The government and a local press club’s reaction to an attack on a state-media cameraman earlier this week stands in stark contrast to their response following what many believe was a government-orchestrated assault on a group of journalists in September.
The differing response highlights continued discrimination against independent and pro-opposition media, media analysts said yesterday.
National Television of Kampuchea (TVK) cameraman Seng Chan was accused by a monk of being a government lackey at the opposition’s Human Rights Day protest in Phnom Penh on Tuesday and was attacked by the crowd before being escorted to a police station by party security.
Following the event, Information Minister Khieu Kanharith lambasted the opposition on his Facebook page.
“Their security attacked a reporter like he was a dog or a cat so [they should] stop blaming us for not broadcasting their story,” he wrote.
State news agency AKP on Wednesday reported the incident, citing Kanharith and a statement from the Club of Cambodian Journalists (CCJ) that condemned the attack and called on the authorities to take legal action against the perpetrators.
On September 22, reporters from numerous foreign and local media outlets were attacked with slingshots, batons and electric prods by plainclothes thugs in face masks as police looked on while covering a peaceful land rights vigil at Wat Phnom.
But in the aftermath, the Ministry of Information, state media and the CCJ remained silent, despite the incident being condemned by global watchdog the Committee to Protect Journalists.

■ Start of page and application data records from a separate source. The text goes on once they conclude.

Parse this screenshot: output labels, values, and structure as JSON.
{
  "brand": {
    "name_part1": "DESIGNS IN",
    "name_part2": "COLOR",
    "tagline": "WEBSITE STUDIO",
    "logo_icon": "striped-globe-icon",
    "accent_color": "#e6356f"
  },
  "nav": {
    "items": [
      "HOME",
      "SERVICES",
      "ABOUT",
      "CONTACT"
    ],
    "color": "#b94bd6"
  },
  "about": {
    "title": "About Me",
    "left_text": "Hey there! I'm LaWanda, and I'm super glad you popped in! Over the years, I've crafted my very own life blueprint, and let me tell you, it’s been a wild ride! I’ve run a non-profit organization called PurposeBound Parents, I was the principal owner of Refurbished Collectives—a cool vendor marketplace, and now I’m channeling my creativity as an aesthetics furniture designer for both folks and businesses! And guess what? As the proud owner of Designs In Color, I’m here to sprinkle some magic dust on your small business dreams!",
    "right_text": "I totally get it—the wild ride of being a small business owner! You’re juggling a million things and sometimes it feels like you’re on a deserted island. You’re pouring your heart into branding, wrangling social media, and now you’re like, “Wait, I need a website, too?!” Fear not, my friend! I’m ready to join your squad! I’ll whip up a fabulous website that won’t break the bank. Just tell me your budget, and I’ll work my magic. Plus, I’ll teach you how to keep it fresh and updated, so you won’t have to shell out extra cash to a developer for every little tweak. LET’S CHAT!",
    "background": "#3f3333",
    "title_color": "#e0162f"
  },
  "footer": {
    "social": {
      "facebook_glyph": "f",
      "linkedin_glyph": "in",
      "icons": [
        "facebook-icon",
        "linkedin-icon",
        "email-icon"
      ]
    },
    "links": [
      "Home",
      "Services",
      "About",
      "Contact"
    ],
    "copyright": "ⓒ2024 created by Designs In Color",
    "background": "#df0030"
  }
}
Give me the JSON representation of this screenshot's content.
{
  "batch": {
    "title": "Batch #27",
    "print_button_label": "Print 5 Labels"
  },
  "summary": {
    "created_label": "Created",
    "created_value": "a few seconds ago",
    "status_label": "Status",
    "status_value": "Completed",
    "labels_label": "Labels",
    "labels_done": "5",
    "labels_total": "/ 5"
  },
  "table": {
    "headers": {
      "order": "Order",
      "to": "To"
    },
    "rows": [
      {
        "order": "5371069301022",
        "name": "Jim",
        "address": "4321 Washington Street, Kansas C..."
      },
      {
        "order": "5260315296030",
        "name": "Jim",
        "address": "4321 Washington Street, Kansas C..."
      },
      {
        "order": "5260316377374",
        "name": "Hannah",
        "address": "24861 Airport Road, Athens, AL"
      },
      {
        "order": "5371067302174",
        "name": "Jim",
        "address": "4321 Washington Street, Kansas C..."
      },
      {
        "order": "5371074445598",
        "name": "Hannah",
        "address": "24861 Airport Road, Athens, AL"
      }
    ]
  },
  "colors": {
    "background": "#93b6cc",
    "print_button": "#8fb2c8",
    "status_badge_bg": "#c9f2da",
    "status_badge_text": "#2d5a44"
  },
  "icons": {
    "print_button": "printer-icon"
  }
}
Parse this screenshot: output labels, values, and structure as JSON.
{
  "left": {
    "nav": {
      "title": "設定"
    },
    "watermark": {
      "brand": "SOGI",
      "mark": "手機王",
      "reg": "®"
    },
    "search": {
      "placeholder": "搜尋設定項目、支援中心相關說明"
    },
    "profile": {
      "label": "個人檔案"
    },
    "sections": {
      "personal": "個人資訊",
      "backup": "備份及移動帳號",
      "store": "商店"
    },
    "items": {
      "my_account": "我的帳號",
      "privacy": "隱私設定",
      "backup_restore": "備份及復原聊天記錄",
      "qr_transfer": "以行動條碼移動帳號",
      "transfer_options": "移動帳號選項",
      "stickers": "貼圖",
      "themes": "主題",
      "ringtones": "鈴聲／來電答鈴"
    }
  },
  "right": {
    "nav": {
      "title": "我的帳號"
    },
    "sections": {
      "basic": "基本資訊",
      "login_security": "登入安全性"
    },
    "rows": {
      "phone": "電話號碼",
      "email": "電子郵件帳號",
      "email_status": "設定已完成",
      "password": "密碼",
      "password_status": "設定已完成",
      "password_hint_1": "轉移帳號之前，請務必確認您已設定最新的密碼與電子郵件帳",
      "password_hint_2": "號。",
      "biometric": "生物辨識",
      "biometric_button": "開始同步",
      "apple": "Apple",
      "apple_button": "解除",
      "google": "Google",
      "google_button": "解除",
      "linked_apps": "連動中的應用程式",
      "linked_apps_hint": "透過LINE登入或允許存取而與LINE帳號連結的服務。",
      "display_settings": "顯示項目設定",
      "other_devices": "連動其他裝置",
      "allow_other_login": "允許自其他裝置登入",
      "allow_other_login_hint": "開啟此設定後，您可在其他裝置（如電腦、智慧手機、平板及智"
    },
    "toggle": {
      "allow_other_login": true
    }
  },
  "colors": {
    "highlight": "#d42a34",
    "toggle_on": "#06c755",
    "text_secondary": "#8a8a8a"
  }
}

Pa Nguon Teang, head of the Cambodian Center for Independent Media, said the differing treatment of the incidents suggested government discrimination against independent or pro-opposition journalists.
“I think it [was] clear when the pro-government media and Khieu Kanharith didn’t say anything about the incident that happened at Wat Phnom, it [was] because they consider themselves as part of the government, and they know clearly that the incident was created by the government,” he said.
“But in this [recent] incident, the opposition party organised it, so they expressed something … to try to gain political benefit.” Nguon Teang added that the CCJ, though supposedly independent, were “careful” not to tread on the government’s toes.
Mouen Chhean Nariddh, director of the Cambodia Institute for Media Studies, said that as the attack at Wat Phnom “was politically motivated”, the government could not respond in the same way. “It’s sad, because I think as minister of information, [Kanharith] should have taken some action. He [should] respond strongly to any attacks against journalists.”
Kanharith yesterday defended his decision not to speak out about the Wat Phnom attack, though he did not explain why state media failed to report on the incident.
“The call was already made by different associations [following the incident]. For TVK, it is my duty to protect my staff,” he said in an email.
Chhay Sophal, a CCJ board member, referred the Post to a September 25 statement that called for political parties to avoid threatening journalists but did not specify any incidents or directly mention the Wat Phnom attack.
When asked why the CCJ released a detailed statement calling for investigation immediately after Monday’s incident in comparison, Sophal said the September statement was designed to address a number of incidents.
“[It involved] a group of journalists … but the day before yesterday, it was only TVK and that’s why we released another statement.”
ADDITIONAL REPORTING BY VONG SOKHENG